The dementia is robbing your mother’s ability to “filter” her words and inhibit her behavior. The inappropriate language erupts, oftentimes spontaneously, to the surprise of family and friends.

Swearing can cause great embarrassment and provoke hurtful feelings for the caregiver. It is important to understand that your mom cannot control using the foul language. Dementia is essentially “brain failure” and as her brain fails so does the part of the brain that controls language.

Communication is a great hurdle in those with Alzheimer’s disease or dementia, as the individual can’t find the right words for things he/she wants to say, replaces names of objects with other words, and essentially, begins to speak random words or phrases that are linked together in an often intelligible manner; a form of disorganized speech, called a “word salad.”

This frustration with language, coupled with the person coping with his/her loss of memory and dependence on others, can trigger outbursts of cursing and/or name calling. Do not take her words personally or as a direct attack on you.

Look at the times your mom is in this “cursing” behavioral mode, and note what was happening around her. Were there external factors, such as noise or some kind of disorder to her daily routine? Was there a person that seemed to generate anxiety for your mom? Elements in your mother’s activities of daily living can be clues to what overwhelms her and what causes the swearing outbursts.

Yet, there may be no clear cause or trigger to your mother’s lewd choice of words, and there is no way to prevent the random cursing, but you can manage by staying calm and by not reacting in such a way that it frustrates your mother even more. It is best not to argue or challenge her. Keep calm, which may facilitate calmness with her.

You may want to redirect her, focusing on something she enjoys doing, or try going for a walk, listening to music, or having her help you with household chores. Additionally, make sure she is getting enough rest, as sleeplessness can cause irritability and also spark her foul language. Remember to take care of yourself, too!

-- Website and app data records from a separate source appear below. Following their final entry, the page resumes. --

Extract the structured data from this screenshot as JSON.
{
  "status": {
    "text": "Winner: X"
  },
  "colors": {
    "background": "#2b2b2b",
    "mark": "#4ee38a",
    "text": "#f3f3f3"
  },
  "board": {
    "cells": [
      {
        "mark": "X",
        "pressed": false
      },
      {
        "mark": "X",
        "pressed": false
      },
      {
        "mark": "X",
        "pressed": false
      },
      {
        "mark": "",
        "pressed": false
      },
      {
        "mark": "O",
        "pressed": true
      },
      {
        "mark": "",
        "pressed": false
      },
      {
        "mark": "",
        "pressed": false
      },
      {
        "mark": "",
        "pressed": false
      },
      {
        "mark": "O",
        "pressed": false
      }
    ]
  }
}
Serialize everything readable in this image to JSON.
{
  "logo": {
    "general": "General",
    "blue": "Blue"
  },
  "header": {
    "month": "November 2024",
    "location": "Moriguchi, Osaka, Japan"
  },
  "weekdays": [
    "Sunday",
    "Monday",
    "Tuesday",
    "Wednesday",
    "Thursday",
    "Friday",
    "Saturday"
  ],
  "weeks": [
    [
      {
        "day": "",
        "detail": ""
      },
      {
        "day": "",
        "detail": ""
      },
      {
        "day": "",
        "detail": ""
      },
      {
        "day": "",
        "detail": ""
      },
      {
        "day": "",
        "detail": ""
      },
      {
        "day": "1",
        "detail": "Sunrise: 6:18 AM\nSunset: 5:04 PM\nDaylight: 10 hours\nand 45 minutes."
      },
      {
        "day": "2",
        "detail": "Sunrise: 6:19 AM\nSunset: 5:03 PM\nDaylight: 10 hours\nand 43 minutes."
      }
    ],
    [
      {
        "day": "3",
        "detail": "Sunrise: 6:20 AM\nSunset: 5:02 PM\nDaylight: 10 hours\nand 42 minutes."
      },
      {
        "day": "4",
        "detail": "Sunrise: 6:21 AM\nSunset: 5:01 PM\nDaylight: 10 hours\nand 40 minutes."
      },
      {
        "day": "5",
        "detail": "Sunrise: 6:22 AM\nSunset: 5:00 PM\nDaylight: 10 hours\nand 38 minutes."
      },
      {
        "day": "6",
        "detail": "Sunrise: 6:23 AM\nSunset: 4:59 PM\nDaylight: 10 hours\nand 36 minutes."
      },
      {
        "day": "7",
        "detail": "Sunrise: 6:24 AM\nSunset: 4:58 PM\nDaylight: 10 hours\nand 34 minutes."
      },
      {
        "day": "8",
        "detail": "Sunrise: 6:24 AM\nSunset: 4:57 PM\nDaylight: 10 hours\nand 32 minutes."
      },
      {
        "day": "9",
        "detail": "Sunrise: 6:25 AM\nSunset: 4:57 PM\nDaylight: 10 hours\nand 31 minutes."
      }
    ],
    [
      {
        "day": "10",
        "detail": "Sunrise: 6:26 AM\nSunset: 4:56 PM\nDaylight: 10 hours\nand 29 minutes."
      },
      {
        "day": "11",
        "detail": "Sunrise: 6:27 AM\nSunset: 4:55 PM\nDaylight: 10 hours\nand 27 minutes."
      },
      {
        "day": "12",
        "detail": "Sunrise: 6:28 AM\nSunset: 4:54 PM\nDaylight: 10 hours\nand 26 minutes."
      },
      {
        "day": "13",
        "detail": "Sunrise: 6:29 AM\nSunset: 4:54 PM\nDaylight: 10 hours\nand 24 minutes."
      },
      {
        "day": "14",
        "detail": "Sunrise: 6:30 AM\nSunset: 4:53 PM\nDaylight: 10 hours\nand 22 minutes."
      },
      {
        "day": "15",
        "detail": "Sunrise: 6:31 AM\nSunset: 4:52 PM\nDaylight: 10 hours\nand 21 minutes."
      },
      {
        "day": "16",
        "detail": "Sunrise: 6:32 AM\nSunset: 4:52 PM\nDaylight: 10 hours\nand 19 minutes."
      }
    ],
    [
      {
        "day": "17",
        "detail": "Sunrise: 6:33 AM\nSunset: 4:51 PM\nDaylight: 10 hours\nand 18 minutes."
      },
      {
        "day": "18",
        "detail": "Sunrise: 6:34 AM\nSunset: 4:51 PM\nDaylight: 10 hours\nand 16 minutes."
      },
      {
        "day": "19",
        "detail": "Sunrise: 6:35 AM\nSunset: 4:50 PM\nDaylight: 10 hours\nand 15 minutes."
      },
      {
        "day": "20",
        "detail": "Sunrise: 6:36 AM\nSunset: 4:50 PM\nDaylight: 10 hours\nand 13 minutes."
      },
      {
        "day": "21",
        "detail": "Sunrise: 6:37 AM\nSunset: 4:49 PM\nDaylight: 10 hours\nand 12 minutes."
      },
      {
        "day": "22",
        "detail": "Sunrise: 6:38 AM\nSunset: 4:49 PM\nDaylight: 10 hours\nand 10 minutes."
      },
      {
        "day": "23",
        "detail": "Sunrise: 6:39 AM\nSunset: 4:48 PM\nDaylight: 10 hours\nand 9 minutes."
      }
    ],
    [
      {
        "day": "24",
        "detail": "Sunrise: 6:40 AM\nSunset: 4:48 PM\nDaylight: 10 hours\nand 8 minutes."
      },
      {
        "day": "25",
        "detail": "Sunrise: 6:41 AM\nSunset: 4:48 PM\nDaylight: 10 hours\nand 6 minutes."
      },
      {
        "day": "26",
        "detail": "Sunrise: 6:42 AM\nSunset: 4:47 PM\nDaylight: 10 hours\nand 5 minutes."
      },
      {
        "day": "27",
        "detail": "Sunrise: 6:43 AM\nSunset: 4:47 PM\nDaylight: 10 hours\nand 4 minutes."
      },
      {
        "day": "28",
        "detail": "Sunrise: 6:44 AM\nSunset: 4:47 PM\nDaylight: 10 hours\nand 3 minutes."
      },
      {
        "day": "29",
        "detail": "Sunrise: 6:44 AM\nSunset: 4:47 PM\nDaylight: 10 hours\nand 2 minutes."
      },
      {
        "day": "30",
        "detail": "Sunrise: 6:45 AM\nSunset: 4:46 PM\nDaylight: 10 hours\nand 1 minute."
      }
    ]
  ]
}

Questions about Alzheimer’s disease or a related dementia disorder? Contact Dana Territo, the Memory Whisperer, Director of Services at Alzheimer’s Services of the Capital Area, (225) 334-7494, advice@alzbr.org, or visit the organization at 3772 North Blvd., Baton Rouge.